Remembering General Moshe Dayan
In this observer’s naivete, I always thought that all Israelis loved General Moshe Dayan. Not so.
As a person, I found him enormously likeable. In August of 1966, your humble correspondent was an assistant operations officer in the 1st Air Cavalry Division then located near Pleiku, South Vietnam.
General Dayan came to the 1st Air Cavalry Division to learn something about helicopter warfare. After all, we were the world’s foremost airmobile fighting force. By the way, if you have not seen “We Were Soldiers,” please do.
As one of the G3 briefing officers, it was my honor to conduct a portion of the evening briefing for our commanding general, our senior staff and for visiting dignitaries such as General Dayan. With his trademark black patch over one eye, his other eye seemed almost as penetrating as the piercing questions he put to us about the conduct of airmobile warfare. Clearly, he was not in Vietnam on holiday. He was there to learn as much as he could, as quickly as he could.
Then, one day he disappeared. He wanted to experience airmobile operations at first hand. So, with saying anything to anyone, he hopped on a helicopter that was carrying one of our long-range reconnaissance patrols to overlook the river that separated South Vietnam from Cambodia. At a location just west of where the battle depicted in “We Were Soldiers” was fought.
All heck broke loose when it was discovered that General Dayan had, literally, flown the coop. Top priority messages rained down on us all the way from the White House to our primitive outhouses behind the division headquarters. Where is General Dayan? That was the question. Well, he was lying out in the jungle with a patrol whose orders were to maintain radio silence. That’s why, for several days, we could not find one of the world’s most famous general officers.
Then, one morning General Dayan reappeared. He was dirty and grimy. But he had learned some things on the Cambodian border that he could not have learned hanging around our division headquarters. How do you spell relief? Well, it wasn’t the name of a popular antacid even though our commanding general was later hospitalized in Hawaii on his way back to the States with an ulcer.
But, as we got to know the rather shy General Dayan, he became the teacher and we became his students. With a map of the Middle East, he showed us how Israel was only nine miles wide near its center. He showed us how Syria’s Golan Heights looked down on Israel making the northern end of the nation a sitting duck for artillery and rocket fire.
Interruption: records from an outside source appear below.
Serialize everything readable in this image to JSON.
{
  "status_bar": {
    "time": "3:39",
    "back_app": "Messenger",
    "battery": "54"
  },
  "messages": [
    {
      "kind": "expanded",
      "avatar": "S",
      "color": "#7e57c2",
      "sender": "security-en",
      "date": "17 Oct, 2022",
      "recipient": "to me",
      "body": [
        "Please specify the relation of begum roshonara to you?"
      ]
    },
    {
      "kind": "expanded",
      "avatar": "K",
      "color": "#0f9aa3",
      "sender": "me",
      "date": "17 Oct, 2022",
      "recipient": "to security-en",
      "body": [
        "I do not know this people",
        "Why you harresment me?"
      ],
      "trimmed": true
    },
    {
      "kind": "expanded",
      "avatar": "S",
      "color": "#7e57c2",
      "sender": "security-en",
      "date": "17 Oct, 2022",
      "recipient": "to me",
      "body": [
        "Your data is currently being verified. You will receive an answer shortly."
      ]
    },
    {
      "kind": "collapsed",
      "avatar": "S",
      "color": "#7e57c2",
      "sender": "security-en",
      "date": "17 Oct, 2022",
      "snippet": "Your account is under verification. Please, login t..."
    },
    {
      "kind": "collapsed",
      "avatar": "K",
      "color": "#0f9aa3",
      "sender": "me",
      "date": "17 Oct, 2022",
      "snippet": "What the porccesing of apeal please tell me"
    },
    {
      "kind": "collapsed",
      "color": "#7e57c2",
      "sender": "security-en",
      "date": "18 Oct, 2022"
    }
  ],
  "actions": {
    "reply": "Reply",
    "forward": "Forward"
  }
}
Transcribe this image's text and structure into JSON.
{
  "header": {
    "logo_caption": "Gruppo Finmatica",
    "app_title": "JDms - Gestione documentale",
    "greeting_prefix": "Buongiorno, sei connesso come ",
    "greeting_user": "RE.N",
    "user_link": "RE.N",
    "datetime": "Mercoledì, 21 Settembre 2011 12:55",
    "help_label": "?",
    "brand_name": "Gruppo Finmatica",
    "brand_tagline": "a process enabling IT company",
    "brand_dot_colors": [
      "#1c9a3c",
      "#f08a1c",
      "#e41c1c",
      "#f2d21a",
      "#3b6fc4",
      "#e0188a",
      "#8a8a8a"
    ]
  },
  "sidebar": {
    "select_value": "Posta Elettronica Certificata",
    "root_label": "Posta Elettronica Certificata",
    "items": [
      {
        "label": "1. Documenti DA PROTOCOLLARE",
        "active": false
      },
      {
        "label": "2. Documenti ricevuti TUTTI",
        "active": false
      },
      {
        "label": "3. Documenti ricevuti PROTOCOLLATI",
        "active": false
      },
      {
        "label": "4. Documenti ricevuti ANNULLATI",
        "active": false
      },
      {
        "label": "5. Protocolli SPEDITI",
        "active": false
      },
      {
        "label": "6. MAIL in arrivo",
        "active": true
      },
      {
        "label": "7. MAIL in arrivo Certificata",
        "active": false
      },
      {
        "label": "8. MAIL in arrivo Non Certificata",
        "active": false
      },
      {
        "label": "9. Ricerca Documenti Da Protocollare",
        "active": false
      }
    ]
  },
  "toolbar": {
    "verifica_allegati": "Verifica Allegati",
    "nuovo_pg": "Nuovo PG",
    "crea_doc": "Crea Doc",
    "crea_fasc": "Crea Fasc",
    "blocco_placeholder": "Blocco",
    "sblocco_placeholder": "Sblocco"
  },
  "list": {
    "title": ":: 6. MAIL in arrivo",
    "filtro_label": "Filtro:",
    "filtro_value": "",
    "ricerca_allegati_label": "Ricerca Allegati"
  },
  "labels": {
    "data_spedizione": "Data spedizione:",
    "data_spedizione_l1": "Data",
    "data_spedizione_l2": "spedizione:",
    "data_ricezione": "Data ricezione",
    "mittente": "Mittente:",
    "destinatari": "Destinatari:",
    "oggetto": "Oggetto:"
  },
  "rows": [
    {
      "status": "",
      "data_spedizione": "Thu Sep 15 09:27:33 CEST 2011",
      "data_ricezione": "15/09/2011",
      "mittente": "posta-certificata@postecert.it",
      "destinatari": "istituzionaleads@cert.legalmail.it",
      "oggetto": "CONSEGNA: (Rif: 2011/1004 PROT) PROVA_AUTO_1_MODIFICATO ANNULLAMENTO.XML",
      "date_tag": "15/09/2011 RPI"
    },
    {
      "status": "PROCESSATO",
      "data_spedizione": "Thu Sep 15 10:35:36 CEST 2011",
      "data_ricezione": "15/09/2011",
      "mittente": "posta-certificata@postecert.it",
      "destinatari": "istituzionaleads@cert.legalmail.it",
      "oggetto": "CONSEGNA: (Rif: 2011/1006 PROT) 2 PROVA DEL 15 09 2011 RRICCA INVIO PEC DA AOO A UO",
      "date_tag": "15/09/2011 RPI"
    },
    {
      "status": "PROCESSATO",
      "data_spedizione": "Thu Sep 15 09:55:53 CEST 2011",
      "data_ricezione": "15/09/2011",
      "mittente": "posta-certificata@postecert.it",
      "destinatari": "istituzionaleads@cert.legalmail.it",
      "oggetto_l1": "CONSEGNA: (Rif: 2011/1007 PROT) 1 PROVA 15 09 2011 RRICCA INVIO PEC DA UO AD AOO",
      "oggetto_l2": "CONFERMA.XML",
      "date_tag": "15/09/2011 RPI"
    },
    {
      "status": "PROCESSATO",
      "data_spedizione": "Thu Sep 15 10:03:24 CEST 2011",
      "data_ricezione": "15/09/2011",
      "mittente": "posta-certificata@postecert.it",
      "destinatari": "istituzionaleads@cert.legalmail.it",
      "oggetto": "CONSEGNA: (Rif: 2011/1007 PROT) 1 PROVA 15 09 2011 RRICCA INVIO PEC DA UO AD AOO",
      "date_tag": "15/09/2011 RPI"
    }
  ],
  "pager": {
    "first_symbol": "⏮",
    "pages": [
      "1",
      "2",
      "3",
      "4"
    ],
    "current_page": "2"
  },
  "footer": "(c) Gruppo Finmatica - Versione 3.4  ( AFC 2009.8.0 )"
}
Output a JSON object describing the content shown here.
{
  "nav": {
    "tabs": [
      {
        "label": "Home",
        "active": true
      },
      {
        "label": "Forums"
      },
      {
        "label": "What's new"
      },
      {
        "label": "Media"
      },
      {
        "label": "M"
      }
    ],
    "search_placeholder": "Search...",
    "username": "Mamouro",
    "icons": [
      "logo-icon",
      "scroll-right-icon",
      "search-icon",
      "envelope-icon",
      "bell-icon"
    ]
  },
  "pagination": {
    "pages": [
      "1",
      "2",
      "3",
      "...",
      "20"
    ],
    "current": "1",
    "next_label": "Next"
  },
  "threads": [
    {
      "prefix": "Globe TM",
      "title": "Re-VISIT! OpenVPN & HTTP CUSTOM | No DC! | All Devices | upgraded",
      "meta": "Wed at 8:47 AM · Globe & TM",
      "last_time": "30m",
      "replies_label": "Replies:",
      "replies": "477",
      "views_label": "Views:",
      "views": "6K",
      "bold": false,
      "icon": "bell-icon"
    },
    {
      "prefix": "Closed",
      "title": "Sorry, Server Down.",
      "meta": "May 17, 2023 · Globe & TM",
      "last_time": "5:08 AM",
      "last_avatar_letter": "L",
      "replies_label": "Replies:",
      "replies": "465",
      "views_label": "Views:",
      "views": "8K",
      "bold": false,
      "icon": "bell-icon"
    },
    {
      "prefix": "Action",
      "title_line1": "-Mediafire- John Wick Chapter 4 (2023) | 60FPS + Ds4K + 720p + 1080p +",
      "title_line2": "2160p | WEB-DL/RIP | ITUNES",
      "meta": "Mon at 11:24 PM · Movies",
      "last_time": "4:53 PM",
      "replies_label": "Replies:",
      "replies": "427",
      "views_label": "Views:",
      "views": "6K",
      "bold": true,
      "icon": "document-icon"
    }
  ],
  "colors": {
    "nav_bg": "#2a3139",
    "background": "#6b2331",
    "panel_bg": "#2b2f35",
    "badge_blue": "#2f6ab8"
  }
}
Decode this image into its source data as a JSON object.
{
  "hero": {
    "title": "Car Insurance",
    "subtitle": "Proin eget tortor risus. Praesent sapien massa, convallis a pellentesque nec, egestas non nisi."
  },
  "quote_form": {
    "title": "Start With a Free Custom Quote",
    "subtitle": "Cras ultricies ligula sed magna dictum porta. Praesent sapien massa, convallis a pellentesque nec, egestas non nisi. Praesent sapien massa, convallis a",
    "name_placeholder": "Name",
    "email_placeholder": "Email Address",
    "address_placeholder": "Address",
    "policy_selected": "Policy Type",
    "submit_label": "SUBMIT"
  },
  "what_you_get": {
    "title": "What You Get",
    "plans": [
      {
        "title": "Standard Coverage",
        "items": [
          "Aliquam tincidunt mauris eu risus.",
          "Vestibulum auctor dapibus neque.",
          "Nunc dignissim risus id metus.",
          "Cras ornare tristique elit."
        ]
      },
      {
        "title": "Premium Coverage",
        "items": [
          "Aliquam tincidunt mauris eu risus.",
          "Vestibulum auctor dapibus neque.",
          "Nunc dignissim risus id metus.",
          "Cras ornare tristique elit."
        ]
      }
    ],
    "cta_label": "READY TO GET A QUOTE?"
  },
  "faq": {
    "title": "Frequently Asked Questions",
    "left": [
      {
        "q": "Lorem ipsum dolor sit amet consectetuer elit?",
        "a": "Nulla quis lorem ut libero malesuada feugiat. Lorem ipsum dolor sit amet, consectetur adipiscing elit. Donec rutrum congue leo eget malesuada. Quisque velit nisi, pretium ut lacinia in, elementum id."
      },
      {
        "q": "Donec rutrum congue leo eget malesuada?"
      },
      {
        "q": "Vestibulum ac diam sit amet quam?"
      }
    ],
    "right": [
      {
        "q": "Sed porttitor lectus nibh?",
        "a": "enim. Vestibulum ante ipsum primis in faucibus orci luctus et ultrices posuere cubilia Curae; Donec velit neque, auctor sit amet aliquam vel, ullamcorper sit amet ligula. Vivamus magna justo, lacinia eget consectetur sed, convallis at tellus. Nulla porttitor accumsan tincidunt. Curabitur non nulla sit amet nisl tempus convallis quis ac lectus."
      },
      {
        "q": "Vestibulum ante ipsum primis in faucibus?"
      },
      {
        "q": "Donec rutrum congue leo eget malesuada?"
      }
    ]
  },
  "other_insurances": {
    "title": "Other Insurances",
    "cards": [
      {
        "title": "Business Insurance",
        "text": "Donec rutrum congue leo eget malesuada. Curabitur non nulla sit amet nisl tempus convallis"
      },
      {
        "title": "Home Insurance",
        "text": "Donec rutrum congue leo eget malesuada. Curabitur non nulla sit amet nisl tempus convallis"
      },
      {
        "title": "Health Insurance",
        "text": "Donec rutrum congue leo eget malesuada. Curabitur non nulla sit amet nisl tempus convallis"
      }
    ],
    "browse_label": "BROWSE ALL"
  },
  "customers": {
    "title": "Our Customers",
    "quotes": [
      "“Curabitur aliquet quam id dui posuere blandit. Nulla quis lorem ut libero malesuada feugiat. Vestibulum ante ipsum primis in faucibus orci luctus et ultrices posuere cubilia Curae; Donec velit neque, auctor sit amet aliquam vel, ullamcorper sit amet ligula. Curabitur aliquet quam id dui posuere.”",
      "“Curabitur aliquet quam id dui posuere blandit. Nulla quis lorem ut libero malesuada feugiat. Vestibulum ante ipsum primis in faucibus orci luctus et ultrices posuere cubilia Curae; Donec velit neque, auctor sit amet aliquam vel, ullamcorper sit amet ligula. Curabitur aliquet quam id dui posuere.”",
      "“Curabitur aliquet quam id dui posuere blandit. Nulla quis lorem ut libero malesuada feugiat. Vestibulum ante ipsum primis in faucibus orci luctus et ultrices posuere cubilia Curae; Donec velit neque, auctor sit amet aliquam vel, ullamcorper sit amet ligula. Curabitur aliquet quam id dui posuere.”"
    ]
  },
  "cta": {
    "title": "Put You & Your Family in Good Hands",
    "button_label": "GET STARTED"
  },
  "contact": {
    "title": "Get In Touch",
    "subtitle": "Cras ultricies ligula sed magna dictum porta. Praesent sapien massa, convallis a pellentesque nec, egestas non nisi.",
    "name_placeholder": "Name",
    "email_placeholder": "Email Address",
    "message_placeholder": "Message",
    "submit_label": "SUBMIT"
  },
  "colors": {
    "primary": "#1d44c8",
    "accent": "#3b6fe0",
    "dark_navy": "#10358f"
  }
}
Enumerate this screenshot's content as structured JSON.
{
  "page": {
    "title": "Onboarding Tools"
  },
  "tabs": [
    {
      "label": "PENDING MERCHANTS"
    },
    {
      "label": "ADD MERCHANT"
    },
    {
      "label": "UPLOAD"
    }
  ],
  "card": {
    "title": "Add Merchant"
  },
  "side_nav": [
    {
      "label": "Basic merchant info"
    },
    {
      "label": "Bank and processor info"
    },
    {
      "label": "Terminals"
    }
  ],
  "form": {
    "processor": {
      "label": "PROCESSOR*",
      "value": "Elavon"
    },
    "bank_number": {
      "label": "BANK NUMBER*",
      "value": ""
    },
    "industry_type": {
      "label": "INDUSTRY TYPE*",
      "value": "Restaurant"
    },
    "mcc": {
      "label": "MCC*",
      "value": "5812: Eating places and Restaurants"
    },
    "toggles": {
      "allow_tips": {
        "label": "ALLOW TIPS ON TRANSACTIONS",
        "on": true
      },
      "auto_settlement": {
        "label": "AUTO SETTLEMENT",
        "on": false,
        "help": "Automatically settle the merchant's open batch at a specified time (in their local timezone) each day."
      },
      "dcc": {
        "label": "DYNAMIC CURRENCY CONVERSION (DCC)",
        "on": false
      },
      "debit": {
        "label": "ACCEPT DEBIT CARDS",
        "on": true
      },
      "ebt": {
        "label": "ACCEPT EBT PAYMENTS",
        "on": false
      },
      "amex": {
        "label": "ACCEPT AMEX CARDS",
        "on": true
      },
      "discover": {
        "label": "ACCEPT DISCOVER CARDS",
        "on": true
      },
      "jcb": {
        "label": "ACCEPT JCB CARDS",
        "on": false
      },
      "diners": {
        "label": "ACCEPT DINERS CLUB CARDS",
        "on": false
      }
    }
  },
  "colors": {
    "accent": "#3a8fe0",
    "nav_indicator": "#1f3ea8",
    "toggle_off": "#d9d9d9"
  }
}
He showed us how Israel’s southern borders pointed down into indefensible desert terrain. He showed us how the Gaza Strip was like a small cancer attached to the southwestern corner of Israeli.
Then, one night in June of 1967, our secure telex machines began to rumble with news of the outbreak of a major war in the Middle East. Fortunately, we had a radio that could pick up the BBC World Service and we listened to an almost blow-by-blow account of what became known in history as the Six-Day War. When the dust settled, Israel had repelled the Arab invasion and ended up with much more defensible borders. Israel ruled supreme over the West Bank and Gaza.
But here is why some Israelis dislike General Dayan: Instead of expelling the Arabs from the West Bank and Gaza, General Dayan invited them to stay and to become citizens if Israeli. Many of them did. And that is why some Israelis revile the memory of one of the greatest generals who ever lived.
General Dayan’s generosity now comes under the heading of: Let no good deed go unpunished. Now that we have seen the seemingly endless stream of suicide attacks launched against Israeli from the West Bank and Gaza, maybe General Dayan’s critics are correct.
William Hamilton, a nationally syndicated columnist who served two years with the 1st Air Cavalry Division in Vietnam, is the co-author of The Grand Conspiracy by William Penn – a novel about a terrorist attack on Colorado’s high country.
©2002. William Hamilton.